# Where does the loss of kinetic energy of the wind flowing over an airfoil go?

When an airfoil is tested in a wind tunnel the speed of the wind behind the airfoil is less than speed of the wind in front of it. That means the wind loses kinetic energy. The reason for that is drag and since drag is a type of friction the loss of kinetic energy is converted to thermal energy.

Is all of the lost kinetic energy converted to thermal energy or is also a part of it converted to another form?

• What other 'form' would you propose? How would you convert it? I'm being pedantic here on purpose. For a dumb example: suppose the drag was due to a windmill on the airfoil which generated electricity. You could say that was where some of the energy "went," but it wouldn't add much to the discussion. Jan 21, 2015 at 12:56
• Perhaps takes place some ionization of air. Jan 21, 2015 at 14:22
• @CarlWitthoft: I can't imagine any other energy form that the kinetic energy is converted into, but I wasn't totally sure either. A windwill on top of the airfoil is another thing; I am talking about a "pure" airfoil. Jan 21, 2015 at 15:22
• Well, again going off into the wild, suppose your airfoil was made of one of those 'memory metals' which return to a predetermined shape upon heating. Then suppose the drag-friction both heats and deforms the airfoil.
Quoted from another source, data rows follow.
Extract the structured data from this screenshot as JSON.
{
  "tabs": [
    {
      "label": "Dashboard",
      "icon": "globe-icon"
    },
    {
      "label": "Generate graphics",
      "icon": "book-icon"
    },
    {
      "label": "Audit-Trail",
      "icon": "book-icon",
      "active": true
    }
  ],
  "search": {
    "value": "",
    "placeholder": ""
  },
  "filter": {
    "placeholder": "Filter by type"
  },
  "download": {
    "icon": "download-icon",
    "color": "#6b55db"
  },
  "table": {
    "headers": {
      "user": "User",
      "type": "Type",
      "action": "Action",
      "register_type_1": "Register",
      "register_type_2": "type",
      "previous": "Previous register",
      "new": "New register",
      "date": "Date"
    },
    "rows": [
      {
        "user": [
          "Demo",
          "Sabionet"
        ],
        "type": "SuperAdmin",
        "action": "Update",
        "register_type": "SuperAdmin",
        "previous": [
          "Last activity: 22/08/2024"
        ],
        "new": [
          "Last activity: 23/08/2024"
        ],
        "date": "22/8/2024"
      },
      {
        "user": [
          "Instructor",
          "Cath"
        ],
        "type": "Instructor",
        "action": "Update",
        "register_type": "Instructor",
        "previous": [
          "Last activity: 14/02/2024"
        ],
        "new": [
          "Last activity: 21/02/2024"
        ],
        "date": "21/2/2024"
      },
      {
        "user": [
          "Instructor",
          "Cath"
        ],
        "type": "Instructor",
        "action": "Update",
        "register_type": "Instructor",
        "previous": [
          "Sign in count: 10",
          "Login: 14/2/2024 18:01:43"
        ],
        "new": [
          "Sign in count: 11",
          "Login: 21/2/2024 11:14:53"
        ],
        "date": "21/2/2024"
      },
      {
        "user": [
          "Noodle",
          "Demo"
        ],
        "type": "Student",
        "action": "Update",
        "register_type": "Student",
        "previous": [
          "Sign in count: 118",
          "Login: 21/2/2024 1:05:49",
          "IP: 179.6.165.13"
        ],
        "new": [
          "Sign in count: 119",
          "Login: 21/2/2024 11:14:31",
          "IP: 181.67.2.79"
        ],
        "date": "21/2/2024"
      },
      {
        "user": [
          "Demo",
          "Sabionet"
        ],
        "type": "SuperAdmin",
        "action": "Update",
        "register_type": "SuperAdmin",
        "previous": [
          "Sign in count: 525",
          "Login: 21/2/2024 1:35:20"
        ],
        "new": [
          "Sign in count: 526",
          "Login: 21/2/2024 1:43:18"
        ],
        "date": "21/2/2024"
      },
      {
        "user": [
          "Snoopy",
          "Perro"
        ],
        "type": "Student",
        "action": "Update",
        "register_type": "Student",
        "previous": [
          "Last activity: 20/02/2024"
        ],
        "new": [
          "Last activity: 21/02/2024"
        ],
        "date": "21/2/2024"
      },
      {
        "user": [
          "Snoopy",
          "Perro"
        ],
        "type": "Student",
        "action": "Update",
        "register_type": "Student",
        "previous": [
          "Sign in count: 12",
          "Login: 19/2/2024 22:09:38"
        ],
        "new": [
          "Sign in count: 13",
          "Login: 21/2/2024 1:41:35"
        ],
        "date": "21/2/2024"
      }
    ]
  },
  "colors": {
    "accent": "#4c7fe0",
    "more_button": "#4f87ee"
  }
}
Allow the airfoil to cool and it's holding some potential energy in its molecular structure (similar to a restrained spring). Jan 21, 2015 at 17:01

The flow past the airfoil has less speed in the original direction and more orthogonal to it. Some of this orthogonal flow is concentrated in the wake, the part of air which formed the boundary layer when it was over the airfoil. In most conditions this boundary layer had a laminar-turbulent transition while flowing around the airfoil. Turbulence means that flow speeds orthogonal to the initial flow are amplified.

Some of the orthogonal speed increase is due to lift and affects a much greater amount of the air flowing off the airfoil. Lift means momentum transfer between airfoil and air, so the airflow behind a lift-creating airfoil is deflected away from the direction of this lift.

Some of the turbulence increases the noise radiating from the flow. In the end, noise is nothing more than pressure fluctuations and will slightly heat the material which absorbs it.

Eventually, all of this turbulence is damped down by itself, by flow guides and by the wind tunnel walls and is converted to heat.

Drag on a wing is generally lumped into two categories: parasitic and induced.

Parasitic drag is the part due to friction. It generates heat, which warms up the wing and the air.

Induced drag is due to the wing deflecting the air down and, to some extent, forward. It is purely a case of momentum transfer, just like bouncing a ball off of a surface. The higher the angle of attack, the greater the induced drag.